Founded on the principles of paying it forward, LiveOn.org is striving to help the millions suffering from chronic illness and the resulting emotional wellness and mental health issues. It’s a global community whose sole requirement to its members is to simply DoToday. ™
Our purpose is to empower and embolden sufferers through personal connection with individuals equally challenged so they can mutually share, provide support, or offer guidance that may improve their quality of life. And through our efforts and the efforts of our research, patient care, and advocacy partners we’re helping educate, address social stigmas, and support the actions of the medical community.
LiveOn.org is helping the millions around the world through the intersection of information and technology
“What if we helped someone shorten a four-year journey into four months by just simplifying access to the research organizations and patient care providers that helped us through the years?”
Our answer: Creating a web-based “single-stop” educational resource center featuring several partnering research organizations and patient care providers.
“What if we could help create interpersonal connections among people who suffer so they can help each other?”
Our answer: Creating our own take on a dating app so sufferers and caretakers can connect and help each other DoToday™ when they’re losing hope.
What if we created a worldwide movement around for all people going through life-altering hardships, beyond chronic illness—grief, addiction, mental illness, financial struggles?
Our answer: Creating a DoToday™ lifestyle brand and a connected community reinforcing hope and purpose through wearables and other merchandise.
This is our story of greater good. What’s yours?
Start today. We all have an opportunity to take small actions that make a huge impact. Volunteer your amazing talents and make a difference—large or small—in someone’s life.
For more information go to LiveOn.org.
Scott is a seasoned marketing professional.
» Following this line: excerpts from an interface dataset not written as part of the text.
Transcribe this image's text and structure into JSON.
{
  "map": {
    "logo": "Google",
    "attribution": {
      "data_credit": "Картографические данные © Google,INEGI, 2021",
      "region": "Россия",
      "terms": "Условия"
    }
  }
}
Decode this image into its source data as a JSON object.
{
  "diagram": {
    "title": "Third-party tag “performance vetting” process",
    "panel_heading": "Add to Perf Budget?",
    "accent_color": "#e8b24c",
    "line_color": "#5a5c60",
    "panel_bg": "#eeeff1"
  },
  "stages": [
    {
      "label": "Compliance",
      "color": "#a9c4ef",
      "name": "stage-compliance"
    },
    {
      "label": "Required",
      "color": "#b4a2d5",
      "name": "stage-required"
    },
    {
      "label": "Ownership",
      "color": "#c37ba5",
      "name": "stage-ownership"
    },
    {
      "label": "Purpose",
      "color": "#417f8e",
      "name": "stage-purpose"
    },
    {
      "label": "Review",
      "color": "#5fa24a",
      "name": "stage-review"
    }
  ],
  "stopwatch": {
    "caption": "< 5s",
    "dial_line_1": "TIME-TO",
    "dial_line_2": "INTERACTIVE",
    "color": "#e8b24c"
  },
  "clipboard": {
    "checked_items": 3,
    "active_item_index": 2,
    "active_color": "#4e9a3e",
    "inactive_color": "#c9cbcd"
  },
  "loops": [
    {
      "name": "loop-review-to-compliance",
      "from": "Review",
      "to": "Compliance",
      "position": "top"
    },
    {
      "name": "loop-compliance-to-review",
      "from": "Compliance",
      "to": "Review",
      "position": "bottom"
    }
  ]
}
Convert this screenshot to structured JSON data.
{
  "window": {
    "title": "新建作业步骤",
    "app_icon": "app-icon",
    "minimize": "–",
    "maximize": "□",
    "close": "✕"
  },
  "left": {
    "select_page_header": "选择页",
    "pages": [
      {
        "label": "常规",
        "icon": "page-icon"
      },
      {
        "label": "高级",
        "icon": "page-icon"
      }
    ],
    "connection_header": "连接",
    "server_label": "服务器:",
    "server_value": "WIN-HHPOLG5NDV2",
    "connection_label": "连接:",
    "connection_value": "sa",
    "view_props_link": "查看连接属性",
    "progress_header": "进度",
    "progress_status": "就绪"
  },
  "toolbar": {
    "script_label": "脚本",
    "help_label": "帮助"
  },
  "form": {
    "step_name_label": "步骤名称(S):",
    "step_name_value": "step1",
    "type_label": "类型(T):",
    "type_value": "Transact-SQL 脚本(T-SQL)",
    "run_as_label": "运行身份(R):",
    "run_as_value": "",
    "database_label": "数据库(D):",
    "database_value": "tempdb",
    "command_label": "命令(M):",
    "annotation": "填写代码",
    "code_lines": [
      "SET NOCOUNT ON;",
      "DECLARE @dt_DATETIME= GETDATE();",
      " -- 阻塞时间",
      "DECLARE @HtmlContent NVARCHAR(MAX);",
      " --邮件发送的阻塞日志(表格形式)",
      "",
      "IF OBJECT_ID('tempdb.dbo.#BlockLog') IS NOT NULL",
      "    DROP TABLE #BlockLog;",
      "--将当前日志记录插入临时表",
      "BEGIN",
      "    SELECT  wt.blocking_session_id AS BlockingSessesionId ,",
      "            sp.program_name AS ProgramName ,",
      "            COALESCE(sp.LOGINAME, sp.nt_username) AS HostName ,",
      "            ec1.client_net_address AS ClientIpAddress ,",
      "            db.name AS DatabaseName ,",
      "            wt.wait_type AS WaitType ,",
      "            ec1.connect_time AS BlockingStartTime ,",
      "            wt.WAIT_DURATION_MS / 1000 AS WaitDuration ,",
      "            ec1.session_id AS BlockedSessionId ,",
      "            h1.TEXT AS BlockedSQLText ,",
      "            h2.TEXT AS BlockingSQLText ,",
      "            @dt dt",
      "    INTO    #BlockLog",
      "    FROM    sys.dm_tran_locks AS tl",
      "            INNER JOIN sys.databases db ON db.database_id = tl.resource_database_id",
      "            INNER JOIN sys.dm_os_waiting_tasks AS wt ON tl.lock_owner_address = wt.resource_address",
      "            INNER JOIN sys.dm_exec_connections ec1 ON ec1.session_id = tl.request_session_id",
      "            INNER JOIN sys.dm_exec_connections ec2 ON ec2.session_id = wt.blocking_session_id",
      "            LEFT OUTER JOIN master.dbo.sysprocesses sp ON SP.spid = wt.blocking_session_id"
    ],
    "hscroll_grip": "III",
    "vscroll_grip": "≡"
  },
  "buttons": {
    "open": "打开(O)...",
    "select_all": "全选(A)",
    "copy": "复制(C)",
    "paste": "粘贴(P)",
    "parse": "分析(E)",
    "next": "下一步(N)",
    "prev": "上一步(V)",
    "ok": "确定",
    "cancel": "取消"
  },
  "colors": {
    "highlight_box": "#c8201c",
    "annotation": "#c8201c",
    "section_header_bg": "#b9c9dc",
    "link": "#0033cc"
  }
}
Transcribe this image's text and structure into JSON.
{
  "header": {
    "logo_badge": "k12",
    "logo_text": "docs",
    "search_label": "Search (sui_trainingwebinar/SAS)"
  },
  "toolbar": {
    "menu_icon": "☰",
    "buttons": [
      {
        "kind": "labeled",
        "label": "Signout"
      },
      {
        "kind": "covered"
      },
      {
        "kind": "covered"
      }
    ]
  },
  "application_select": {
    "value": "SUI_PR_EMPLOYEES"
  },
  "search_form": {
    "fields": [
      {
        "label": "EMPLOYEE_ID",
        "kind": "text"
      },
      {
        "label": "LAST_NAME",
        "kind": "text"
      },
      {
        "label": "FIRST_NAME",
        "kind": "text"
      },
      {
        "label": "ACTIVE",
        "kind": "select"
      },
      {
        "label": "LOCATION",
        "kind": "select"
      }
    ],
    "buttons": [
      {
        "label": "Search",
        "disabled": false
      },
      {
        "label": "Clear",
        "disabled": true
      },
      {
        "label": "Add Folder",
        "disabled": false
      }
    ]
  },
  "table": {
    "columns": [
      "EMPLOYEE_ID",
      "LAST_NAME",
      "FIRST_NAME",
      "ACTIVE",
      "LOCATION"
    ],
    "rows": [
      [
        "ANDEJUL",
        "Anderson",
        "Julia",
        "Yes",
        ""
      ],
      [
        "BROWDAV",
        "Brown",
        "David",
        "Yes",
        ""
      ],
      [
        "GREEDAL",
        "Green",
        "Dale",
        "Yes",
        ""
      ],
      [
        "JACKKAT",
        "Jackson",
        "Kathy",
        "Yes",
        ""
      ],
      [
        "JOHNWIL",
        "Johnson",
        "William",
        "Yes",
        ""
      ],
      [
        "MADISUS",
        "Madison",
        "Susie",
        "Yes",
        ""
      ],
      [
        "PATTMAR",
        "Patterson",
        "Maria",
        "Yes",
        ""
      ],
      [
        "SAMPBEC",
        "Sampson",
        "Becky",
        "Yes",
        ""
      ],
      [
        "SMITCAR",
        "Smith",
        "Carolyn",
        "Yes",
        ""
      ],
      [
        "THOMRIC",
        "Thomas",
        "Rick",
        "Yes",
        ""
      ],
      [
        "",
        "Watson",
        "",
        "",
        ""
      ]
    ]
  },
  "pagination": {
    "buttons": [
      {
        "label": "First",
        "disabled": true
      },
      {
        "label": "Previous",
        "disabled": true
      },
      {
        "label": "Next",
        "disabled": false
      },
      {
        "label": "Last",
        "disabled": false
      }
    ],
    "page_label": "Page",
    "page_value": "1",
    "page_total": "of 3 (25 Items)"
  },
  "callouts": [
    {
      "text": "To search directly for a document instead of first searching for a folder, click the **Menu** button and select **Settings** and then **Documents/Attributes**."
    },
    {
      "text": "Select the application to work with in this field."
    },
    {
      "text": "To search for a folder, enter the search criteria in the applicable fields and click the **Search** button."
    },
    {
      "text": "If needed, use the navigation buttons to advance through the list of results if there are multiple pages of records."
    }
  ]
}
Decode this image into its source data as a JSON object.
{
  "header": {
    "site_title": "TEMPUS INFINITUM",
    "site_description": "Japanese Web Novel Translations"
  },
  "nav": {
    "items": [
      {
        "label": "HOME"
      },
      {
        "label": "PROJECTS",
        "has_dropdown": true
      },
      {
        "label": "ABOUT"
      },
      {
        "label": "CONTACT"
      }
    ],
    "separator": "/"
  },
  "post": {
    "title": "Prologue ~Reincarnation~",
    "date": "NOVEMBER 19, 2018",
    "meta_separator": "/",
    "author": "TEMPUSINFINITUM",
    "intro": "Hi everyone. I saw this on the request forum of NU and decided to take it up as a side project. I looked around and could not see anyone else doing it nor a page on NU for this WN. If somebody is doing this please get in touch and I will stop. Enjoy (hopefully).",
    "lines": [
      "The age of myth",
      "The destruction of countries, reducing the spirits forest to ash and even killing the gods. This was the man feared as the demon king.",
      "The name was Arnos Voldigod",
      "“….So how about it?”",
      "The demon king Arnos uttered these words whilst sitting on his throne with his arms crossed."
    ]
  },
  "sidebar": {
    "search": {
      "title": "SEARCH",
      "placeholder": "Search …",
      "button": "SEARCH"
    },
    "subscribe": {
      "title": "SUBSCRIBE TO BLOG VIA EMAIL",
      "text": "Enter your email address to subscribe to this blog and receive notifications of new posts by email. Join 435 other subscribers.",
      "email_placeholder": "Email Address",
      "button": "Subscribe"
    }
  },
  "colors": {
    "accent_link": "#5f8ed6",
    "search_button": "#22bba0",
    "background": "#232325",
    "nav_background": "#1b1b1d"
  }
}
He has worked with numerous Fortune 500 companies and innumerable technology companies on both the agency and the client side. Known for his curiosity, creativity and results orientation, Scott offers a unique perspective, blending business acumen, creativity, and executional prowess.